Sergio Restrepo, VP of innovation at Luker Chocolate, says businesses can do this by ensuring they don’t overstate their ethical credentials and focusing on the positives. “You cannot be authentic if you exaggerate the language you use to discuss your ethical credentials. Consumers and peers will see through this immediately. Use clear, concise language to explain what your company does, and why it helps,” Sergio told Speciality Food.
“You won’t connect to consumers by scolding them for their sustainable habits,” he continued. “Your business simply needs to talk about why your product helps and celebrate that, not why you’re better than other brands or why you’re the only brand that has seen the light on sustainability. You are not, and you sound like you are preaching to consumers,” he said.

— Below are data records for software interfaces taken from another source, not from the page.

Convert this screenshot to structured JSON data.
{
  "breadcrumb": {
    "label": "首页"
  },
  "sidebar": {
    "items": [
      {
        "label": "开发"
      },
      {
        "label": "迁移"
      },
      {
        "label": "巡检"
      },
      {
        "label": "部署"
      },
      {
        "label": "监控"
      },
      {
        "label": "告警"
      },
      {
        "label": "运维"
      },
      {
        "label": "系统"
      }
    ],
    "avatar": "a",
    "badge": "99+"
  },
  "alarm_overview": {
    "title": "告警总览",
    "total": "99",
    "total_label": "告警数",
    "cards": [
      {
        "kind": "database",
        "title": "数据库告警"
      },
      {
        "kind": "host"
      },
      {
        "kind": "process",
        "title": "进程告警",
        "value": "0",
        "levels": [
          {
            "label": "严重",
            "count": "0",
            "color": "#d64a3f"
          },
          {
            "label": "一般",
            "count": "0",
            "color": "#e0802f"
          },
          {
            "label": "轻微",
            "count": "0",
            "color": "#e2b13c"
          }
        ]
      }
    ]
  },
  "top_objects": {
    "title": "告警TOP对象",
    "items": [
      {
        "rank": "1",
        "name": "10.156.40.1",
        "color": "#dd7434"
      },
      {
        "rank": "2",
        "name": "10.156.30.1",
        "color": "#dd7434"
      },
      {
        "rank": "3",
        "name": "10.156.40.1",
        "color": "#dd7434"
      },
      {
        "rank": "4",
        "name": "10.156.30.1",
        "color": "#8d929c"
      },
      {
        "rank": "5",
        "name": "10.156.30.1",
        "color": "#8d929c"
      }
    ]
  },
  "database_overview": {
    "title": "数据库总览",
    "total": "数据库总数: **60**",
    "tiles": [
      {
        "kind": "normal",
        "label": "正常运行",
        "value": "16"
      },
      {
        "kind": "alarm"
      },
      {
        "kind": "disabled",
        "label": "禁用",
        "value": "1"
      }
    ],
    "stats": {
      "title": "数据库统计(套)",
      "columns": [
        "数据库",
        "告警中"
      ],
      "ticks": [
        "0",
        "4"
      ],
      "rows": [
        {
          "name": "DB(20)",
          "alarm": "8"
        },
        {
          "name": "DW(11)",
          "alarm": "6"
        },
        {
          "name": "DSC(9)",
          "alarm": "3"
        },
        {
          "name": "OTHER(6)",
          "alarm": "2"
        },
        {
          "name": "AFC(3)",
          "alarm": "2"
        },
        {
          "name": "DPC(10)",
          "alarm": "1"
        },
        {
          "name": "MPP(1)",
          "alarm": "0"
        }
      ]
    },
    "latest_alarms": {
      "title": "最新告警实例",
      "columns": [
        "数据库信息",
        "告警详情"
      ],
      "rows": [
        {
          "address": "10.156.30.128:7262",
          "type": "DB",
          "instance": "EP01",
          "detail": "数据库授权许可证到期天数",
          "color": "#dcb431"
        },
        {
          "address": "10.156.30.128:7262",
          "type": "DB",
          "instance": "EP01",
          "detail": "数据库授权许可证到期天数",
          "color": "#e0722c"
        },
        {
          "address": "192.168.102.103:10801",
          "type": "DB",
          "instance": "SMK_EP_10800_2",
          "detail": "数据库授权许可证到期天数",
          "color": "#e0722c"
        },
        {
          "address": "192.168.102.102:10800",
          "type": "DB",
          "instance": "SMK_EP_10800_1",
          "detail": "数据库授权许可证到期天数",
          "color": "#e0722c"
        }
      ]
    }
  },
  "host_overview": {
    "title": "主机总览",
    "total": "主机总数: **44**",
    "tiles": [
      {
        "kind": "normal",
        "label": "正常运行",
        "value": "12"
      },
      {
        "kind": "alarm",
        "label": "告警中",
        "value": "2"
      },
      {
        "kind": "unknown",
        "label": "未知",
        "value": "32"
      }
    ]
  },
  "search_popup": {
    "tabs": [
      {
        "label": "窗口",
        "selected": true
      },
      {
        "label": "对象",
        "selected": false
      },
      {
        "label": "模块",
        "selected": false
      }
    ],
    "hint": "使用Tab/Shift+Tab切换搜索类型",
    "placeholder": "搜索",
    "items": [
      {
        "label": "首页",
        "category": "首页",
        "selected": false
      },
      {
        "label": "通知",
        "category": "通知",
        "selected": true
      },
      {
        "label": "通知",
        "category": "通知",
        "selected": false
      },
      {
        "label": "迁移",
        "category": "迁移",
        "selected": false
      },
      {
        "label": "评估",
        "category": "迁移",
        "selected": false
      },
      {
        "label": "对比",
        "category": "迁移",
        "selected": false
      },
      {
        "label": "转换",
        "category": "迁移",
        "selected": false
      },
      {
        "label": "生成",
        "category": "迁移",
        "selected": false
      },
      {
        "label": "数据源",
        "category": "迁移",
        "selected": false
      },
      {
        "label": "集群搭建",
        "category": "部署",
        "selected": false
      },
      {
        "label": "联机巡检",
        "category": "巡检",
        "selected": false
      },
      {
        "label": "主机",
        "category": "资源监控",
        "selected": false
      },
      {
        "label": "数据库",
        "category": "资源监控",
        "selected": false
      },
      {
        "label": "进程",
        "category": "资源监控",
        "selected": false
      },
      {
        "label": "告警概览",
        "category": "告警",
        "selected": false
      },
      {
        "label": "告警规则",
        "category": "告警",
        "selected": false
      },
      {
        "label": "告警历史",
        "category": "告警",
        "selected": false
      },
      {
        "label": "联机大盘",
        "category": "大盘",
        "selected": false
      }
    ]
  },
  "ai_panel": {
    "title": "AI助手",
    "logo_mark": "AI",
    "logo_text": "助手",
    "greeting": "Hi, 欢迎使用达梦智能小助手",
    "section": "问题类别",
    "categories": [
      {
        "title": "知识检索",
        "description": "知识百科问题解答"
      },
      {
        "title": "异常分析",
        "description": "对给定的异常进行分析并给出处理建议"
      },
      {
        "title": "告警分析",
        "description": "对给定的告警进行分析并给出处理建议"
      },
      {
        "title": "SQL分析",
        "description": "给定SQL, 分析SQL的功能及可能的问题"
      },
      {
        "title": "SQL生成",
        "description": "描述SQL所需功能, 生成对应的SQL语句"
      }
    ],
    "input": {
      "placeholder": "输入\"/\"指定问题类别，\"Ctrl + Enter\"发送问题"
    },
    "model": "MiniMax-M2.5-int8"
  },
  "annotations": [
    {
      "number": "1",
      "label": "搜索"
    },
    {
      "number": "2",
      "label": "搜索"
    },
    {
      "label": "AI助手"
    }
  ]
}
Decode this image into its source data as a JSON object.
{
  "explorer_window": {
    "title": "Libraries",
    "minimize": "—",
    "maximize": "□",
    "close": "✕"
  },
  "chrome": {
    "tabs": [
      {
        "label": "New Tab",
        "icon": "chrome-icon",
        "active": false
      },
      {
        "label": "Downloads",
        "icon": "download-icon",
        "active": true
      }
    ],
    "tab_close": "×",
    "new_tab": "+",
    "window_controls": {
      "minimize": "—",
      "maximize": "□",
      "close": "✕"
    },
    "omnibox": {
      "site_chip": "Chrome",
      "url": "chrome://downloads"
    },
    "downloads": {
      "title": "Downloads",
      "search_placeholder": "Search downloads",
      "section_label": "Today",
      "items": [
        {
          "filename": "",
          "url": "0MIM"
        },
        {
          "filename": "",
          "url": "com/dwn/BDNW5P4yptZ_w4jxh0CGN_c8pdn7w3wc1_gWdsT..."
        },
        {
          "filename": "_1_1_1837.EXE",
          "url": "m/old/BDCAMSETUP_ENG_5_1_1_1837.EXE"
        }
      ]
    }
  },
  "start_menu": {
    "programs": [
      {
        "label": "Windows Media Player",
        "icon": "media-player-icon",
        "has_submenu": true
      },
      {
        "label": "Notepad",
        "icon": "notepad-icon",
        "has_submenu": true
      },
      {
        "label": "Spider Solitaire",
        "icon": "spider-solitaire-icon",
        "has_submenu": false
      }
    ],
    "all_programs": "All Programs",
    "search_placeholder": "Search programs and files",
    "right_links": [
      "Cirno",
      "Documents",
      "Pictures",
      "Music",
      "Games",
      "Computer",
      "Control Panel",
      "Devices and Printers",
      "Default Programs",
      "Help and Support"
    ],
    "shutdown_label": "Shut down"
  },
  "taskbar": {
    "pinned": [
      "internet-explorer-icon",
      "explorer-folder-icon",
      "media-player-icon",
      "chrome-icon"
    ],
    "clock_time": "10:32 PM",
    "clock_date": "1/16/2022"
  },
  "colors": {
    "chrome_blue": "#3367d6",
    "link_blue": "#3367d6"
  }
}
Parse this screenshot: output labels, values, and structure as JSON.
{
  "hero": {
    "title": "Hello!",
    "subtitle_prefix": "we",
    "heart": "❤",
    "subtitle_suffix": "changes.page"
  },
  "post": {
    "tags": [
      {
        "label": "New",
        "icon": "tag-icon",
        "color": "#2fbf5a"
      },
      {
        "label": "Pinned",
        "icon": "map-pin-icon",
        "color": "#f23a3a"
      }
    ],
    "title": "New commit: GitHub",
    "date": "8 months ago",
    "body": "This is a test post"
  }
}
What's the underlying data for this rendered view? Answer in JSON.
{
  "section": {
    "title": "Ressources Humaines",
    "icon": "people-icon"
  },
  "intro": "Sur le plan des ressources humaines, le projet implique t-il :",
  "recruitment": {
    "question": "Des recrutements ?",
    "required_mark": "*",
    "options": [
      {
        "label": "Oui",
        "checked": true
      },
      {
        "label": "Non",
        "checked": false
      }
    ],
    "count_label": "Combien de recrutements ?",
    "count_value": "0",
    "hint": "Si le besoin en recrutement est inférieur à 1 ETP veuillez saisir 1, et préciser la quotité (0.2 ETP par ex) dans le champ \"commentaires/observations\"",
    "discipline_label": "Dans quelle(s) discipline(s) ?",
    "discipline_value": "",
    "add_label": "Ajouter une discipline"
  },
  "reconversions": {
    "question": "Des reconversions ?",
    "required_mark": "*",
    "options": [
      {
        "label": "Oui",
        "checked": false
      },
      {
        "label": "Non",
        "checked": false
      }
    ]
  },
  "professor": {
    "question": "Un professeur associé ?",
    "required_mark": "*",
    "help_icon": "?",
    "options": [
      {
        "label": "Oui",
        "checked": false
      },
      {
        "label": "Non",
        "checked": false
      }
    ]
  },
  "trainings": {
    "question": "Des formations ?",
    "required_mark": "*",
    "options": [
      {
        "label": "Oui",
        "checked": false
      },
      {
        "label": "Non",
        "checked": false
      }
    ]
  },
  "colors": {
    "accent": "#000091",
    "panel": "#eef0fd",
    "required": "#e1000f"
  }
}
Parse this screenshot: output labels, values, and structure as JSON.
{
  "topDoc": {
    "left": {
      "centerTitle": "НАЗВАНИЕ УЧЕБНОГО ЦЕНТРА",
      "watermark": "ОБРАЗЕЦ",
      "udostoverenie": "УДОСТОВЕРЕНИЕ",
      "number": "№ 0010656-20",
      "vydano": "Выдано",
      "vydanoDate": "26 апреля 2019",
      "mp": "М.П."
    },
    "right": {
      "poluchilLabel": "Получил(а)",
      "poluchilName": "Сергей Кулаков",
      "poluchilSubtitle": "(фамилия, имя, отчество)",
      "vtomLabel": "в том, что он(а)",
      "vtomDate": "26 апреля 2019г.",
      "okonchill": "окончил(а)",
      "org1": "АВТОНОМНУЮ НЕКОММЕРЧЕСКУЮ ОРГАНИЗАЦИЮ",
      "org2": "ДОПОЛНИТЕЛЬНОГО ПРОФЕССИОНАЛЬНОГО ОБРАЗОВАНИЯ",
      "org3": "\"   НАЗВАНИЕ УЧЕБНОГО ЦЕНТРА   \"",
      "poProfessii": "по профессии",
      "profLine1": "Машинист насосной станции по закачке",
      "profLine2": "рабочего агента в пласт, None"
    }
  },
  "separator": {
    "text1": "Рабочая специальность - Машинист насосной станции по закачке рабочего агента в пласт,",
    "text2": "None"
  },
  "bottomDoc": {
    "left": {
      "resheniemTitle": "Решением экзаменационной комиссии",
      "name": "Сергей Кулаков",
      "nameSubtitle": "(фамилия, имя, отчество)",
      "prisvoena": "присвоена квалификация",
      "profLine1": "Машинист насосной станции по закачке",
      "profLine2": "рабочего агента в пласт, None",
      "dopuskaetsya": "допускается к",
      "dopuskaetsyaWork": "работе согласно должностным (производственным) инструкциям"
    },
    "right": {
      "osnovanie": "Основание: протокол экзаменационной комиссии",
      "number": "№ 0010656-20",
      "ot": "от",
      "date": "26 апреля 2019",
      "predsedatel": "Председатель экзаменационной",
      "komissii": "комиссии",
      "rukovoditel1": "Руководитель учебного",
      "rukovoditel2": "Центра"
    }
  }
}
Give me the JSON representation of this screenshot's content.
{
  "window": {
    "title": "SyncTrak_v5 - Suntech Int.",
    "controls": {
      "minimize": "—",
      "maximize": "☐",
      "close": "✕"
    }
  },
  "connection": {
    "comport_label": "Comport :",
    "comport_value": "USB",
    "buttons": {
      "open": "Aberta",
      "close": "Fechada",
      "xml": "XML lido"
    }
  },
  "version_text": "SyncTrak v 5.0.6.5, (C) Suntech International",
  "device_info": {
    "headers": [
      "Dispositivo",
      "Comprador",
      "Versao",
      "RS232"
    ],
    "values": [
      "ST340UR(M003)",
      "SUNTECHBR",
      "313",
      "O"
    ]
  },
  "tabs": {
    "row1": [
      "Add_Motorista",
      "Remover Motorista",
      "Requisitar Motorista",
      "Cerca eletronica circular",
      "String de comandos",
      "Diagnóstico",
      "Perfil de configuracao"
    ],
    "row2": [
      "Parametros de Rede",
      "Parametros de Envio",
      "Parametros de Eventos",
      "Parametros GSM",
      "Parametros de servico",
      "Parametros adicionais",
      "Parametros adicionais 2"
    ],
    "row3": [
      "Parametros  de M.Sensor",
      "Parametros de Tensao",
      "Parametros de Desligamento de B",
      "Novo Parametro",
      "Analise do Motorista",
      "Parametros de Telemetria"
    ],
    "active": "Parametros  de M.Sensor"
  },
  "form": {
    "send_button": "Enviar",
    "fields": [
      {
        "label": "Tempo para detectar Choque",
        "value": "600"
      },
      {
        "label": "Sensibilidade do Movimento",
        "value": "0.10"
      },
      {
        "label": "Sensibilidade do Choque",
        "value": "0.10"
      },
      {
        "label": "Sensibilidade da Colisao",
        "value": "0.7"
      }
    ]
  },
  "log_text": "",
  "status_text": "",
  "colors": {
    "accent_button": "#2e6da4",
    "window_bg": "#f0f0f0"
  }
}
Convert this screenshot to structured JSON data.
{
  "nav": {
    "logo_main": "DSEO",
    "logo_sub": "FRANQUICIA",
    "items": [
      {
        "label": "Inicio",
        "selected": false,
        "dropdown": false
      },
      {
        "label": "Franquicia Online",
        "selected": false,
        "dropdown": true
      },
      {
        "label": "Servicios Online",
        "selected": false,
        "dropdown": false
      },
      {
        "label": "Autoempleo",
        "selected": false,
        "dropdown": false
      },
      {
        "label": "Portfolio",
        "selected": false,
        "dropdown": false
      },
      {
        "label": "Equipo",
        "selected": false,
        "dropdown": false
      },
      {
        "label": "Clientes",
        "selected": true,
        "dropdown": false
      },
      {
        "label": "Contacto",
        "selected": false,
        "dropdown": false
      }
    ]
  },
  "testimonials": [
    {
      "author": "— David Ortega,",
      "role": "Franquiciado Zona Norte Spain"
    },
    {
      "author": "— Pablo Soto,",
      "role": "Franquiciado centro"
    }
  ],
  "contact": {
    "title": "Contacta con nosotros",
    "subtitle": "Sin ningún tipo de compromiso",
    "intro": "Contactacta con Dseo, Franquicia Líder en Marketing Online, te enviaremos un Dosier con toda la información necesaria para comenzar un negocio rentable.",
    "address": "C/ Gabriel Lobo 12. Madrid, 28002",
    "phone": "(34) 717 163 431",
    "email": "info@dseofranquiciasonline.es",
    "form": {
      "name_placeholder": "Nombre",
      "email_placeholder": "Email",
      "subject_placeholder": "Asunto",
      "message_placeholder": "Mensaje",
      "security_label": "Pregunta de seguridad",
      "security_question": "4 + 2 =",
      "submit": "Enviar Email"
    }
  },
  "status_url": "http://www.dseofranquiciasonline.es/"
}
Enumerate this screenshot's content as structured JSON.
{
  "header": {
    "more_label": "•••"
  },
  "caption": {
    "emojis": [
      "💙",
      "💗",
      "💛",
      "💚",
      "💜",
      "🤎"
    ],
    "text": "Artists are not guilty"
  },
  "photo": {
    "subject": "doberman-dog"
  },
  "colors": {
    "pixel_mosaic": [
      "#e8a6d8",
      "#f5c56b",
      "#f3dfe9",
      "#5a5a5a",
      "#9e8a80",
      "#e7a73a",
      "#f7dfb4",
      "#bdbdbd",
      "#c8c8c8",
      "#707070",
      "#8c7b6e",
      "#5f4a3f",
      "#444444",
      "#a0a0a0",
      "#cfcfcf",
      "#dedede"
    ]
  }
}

Brands and retailers can also benefit by using data to back up their claims. “Keep track of what exactly your programmes or initiatives do or save and work into a well-designed report on all the brilliant work you do. For example, Luker have our sustainability report that shows clearly that we have invested more than 1 million USD during 2018-2019 in applied research, technical assistance and education, reaching more than 1,000 farmers who are now better equipped to run their farm as a prosperous business. This can go to media, clients and employees to really show off your ethical credentials with proof to back it up,” Sergio said.
With consumers on high alert for any claims that sound false or misleading, it also pays to be aware of greenwashing. “Increased consumer awareness of environmental issues, stoked by media coverage of the pandemic, offers considerable growth potential for ethical food and drink,” said Alice Baker, senior research analyst at Mintel. “However, widespread consumer doubts over whether their actions make a difference, and uncertainty over what the different certifications stand for, pose considerable barriers to encourage more ethical shopping habits. It’s therefore imperative for companies to give consumers tangible evidence that they can effect positive change through their food and drink choices,” she continued.
To discover more about boosting your shop’s sustainability credentials, read our free report, Sustainability: The Future is In Our Hands.